All companies – private or public, large or small, trading or non-trading – must send their accounts to the Registrar of Companies every year. If accounts are delivered late, the Registrar will impose an automatic penalty.

Late filing penalties were introduced in 1992 to encourage directors of limited companies and designated members of limited liability partnerships to file their accounts on time because they must provide this statutory information for the public record. Section 242A of the Companies Act 1985 says that penalties will be imposed on any company / llp that delivers its accounts to Companies House after the period allowed for filing. (’Statutory’ means by law.)

If you are filing your company’s first accounts and they cover a period of more than 12 months, they must be delivered to the Registrar within 22 months of the date of incorporation for private companies / limited liability partnerships and 19 months for public companies.

If your company’s accounting period does not end on the last day of a month, then each period ends on the corresponding date in the appropriate month. For example, a private company with an accounting reference date (ARD) of 10 September has until 10 July the following year to deliver its accounts.

Important: if you have any doubts about the deadline for your company’s accounts – contact us on 0870 33 33 636 and ask us to confirm when your accounts should be filed.

Remember: it is the date of delivery to the Registrar which is important – not the date of posting.

Please note: if a filing deadline expires on a Sunday or Bank Holiday the law still requires accounts to be filed by that date. So you should ensure that they are posted in time to arrive before such a deadline.

Remember: the Registrar will not waive a penalty if your accounts are delayed in the post. To help you file on time:

  1. mark your diary or calendar to remind you in good time of the filing deadlines;
  2. read the filing reminders we send to your registered office;
  3. if appropriate, instruct your accountants in good time and remind them of the need to prepare and deliver your accounts on time.
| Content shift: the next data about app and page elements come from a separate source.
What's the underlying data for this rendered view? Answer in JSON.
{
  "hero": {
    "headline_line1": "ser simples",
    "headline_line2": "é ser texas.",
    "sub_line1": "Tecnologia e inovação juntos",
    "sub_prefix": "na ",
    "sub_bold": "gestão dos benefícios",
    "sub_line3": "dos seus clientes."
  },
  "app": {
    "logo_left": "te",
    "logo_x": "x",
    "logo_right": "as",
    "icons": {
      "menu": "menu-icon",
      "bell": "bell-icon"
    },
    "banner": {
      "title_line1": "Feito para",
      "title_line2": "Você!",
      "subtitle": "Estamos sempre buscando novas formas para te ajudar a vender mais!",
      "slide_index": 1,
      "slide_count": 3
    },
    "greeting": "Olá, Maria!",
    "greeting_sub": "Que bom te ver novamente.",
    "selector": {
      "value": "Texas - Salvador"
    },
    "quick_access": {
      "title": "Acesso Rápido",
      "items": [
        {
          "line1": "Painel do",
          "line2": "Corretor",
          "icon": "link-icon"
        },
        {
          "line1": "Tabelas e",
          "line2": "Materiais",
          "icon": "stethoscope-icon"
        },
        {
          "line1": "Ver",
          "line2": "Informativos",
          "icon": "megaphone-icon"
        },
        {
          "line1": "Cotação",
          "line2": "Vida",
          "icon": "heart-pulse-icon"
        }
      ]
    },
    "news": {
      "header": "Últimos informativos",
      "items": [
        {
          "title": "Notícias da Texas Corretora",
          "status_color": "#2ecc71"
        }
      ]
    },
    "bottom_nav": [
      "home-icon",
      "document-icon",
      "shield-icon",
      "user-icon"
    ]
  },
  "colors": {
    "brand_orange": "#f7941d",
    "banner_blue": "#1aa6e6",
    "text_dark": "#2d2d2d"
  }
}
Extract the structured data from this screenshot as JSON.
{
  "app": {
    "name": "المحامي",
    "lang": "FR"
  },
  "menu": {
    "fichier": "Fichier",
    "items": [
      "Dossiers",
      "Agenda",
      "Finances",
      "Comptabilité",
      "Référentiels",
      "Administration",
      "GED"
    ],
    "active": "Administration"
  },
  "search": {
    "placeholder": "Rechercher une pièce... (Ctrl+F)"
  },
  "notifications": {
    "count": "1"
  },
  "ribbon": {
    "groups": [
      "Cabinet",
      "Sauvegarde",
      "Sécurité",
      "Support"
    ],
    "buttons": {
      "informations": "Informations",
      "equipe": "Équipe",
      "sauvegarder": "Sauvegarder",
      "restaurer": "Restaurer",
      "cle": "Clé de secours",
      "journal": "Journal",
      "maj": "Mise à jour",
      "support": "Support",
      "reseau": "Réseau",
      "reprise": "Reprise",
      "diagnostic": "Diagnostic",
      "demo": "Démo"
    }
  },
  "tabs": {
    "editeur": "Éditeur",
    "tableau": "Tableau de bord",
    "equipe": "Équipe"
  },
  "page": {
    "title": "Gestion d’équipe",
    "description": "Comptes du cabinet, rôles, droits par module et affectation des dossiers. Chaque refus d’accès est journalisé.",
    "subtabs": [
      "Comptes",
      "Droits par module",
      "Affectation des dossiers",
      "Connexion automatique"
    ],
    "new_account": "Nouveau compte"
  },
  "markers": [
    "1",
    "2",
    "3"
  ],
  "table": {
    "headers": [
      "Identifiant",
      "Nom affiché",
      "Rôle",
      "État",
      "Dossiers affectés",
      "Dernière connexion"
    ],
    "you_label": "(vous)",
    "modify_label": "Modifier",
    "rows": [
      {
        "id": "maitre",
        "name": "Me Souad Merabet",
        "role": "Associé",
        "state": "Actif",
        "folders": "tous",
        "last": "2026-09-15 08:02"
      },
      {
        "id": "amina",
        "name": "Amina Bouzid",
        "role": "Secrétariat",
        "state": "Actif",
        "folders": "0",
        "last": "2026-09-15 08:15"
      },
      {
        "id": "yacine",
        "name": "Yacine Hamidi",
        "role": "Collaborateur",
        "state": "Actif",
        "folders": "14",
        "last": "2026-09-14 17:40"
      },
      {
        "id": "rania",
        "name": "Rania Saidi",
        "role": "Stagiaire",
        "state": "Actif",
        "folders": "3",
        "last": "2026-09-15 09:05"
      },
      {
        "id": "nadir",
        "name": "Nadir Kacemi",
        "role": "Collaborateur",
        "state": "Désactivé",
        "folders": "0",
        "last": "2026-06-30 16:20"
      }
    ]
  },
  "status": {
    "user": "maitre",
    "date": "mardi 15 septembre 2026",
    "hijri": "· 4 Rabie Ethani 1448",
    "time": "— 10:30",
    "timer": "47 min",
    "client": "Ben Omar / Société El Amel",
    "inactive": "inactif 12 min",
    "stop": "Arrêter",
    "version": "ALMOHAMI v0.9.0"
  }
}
If your company has overseas interests, and the financial year begins before 1st January, you may claim a three-month extension by delivering Form 244 to the Registrar before the end of the normal period allowed for filing. (Form 244 cannot be used for financial years which begin on or after 1st January but an extension to the filing period may still be granted in exceptional circumstance). If there is a special reason for seeking a filing extension, then in exceptional circumstances the Secretary of State may extend the time for filing (see section 244(5) Companies Act 1985 as amended) …

To avoid problems, we recommend that accounts are delivered as soon as they are complete and as far as possible in advance of the end of the period allowed for delivery.

If accounts are delivered late, an invoice is issued automatically to your registered office address.

If it remains unpaid, legal action may be taken which could result in a County Court judgment or a Sheriff Court decree against your company.

Late filing penalties are imposed on the company under civil law. Failure to pay a late filing penalty can result in a County Court judgment (or Sheriff Court decree) against the company. Failure to file accounts is a criminal offence which can result in directors being fined personally in the criminal courts. In addition to the directors being fined, the Registrar may take steps to strike the company off the public record.

Important: Both a penalty and a fine could be payable for the same set of accounts if they are not filed on time, and then delivered late.

Please contact us by telephone 0207 439 3400 (0044 207 439 3400 – International) or E-mail if you wish to order this service from us.